In times of WhatsApp, Telegram & co, this might not strike you as particularly important. Like myself, you might even feel strangely attached to your current phone number. However, having lived here for a while now, I can tell you that having a Finnish SIM makes many small things easier.
I’ve noticed this mostly in two situations: one is whenever I had to make phone calls to receive customer service, e.g. from my internet provider. The charges listed on service websites usually apply to calls from Finnish numbers and can be higher when calling from a foreign number.
As for the other situation, some services are simply not available without a Finnish phone number. E.g. when I got an app to use the employee benefit connected to my part-time job, a Finnish phone number was required to even create my account.
A Finnish bank account and banking credentials
For most of my stay here, I refused to open a Finnish bank account.
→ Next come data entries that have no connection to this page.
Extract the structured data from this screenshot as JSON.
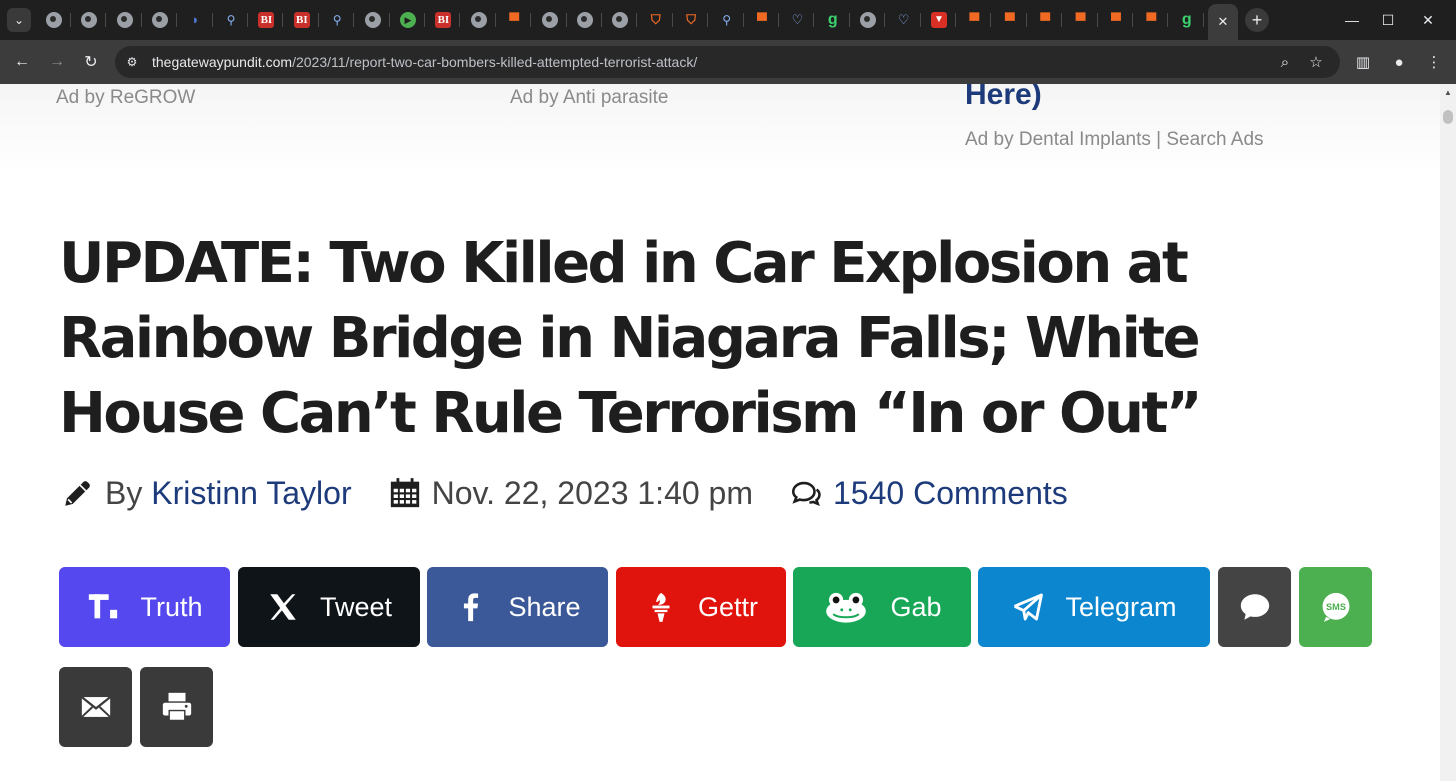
{
  "browser": {
    "tabs": [
      {
        "icon": "globe-icon",
        "type": "globe",
        "glyph": ""
      },
      {
        "icon": "globe-icon",
        "type": "globe",
        "glyph": ""
      },
      {
        "icon": "globe-icon",
        "type": "globe",
        "glyph": ""
      },
      {
        "icon": "globe-icon",
        "type": "globe",
        "glyph": ""
      },
      {
        "icon": "d-shape-icon",
        "type": "dshape",
        "glyph": "◗"
      },
      {
        "icon": "search-icon",
        "type": "srch",
        "glyph": "⚲"
      },
      {
        "icon": "business-insider-icon",
        "type": "bi",
        "glyph": "BI"
      },
      {
        "icon": "business-insider-icon",
        "type": "bi",
        "glyph": "BI"
      },
      {
        "icon": "search-icon",
        "type": "srch",
        "glyph": "⚲"
      },
      {
        "icon": "globe-icon",
        "type": "globe",
        "glyph": ""
      },
      {
        "icon": "play-icon",
        "type": "play",
        "glyph": "▶"
      },
      {
        "icon": "business-insider-icon",
        "type": "bi",
        "glyph": "BI"
      },
      {
        "icon": "globe-icon",
        "type": "globe",
        "glyph": ""
      },
      {
        "icon": "bookmark-icon",
        "type": "bm",
        "glyph": "▀"
      },
      {
        "icon": "globe-icon",
        "type": "globe",
        "glyph": ""
      },
      {
        "icon": "globe-icon",
        "type": "globe",
        "glyph": ""
      },
      {
        "icon": "globe-icon",
        "type": "globe",
        "glyph": ""
      },
      {
        "icon": "shield-icon",
        "type": "shield",
        "glyph": "⛉"
      },
      {
        "icon": "shield-icon",
        "type": "shield",
        "glyph": "⛉"
      },
      {
        "icon": "search-icon",
        "type": "srch",
        "glyph": "⚲"
      },
      {
        "icon": "bookmark-icon",
        "type": "bm",
        "glyph": "▀"
      },
      {
        "icon": "heart-shield-icon",
        "type": "heart",
        "glyph": "♡"
      },
      {
        "icon": "g-icon",
        "type": "g",
        "glyph": "g"
      },
      {
        "icon": "globe-icon",
        "type": "globe",
        "glyph": ""
      },
      {
        "icon": "heart-shield-icon",
        "type": "heart",
        "glyph": "♡"
      },
      {
        "icon": "red-app-icon",
        "type": "red",
        "glyph": "▼"
      },
      {
        "icon": "bookmark-icon",
        "type": "bm",
        "glyph": "▀"
      },
      {
        "icon": "bookmark-icon",
        "type": "bm",
        "glyph": "▀"
      },
      {
        "icon": "bookmark-icon",
        "type": "bm",
        "glyph": "▀"
      },
      {
        "icon": "bookmark-icon",
        "type": "bm",
        "glyph": "▀"
      },
      {
        "icon": "bookmark-icon",
        "type": "bm",
        "glyph": "▀"
      },
      {
        "icon": "bookmark-icon",
        "type": "bm",
        "glyph": "▀"
      },
      {
        "icon": "g-icon",
        "type": "g",
        "glyph": "g"
      }
    ],
    "url_host": "thegatewaypundit.com",
    "url_path": "/2023/11/report-two-car-bombers-killed-attempted-terrorist-attack/"
  },
  "ads": {
    "left_label": "Ad by ReGROW",
    "middle_label": "Ad by Anti parasite",
    "right_title": "Here)",
    "right_label": "Ad by Dental Implants | Search Ads"
  },
  "article": {
    "headline": "UPDATE: Two Killed in Car Explosion at Rainbow Bridge in Niagara Falls; White House Can’t Rule Terrorism “In or Out”",
    "by_prefix": "By",
    "author": "Kristinn Taylor",
    "date": "Nov. 22, 2023 1:40 pm",
    "comments": "1540 Comments"
  },
  "share": {
    "truth": "Truth",
    "tweet": "Tweet",
    "share": "Share",
    "gettr": "Gettr",
    "gab": "Gab",
    "telegram": "Telegram",
    "sms_badge": "SMS"
  },
  "colors": {
    "truth": "#5448ee",
    "tweet": "#0f1419",
    "facebook": "#3b5998",
    "gettr": "#e0140c",
    "gab": "#17a757",
    "telegram": "#0b86cf",
    "chat": "#444444",
    "sms": "#4caf50",
    "email": "#3a3a3a",
    "print": "#3a3a3a",
    "link": "#1d3b7b"
  }
}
As I have an account in another EU country, I never needed a Finnish one for any kind of shopping. But in Finland, many online services require you to prove your identity – and this is most commonly done via the online banking credentials of one’s Finnish bank account.
Online authentication is needed, e.g., to conveniently book medical appointments, to top up money on certain apps or to access one’s tax information (needed for any sort of employment). In some cases, you can achieve your goal in alternative ways, but it might require calling and waiting in a phone queue, present your ID in person at some office, or be otherwise more time-consuming.
Although people from outside the EU/EEA area need to get a Finnish ID before getting access to the online authentication function these days, all my friends confirmed that having Finnish online bank credentials is worth the extra cost.
How about insurance?
In addition to the life hacks above which will make your stay in Finland simpler, having proper insurance might make a real difference in your life. Luckily, I myself have been spared from any major incidents, but friends of mine have had to make use of their extra insurance here.
Home insurance (recommended also by TOAS) is one, as well as additional health insurance. The Student Health Service typically covers non-urgent treatment, while public health care should also cover urgencies – yet, for specialist care and expensive medication, other foreign students have recommended to get extra health insurance.
I hope these tips will come in handy!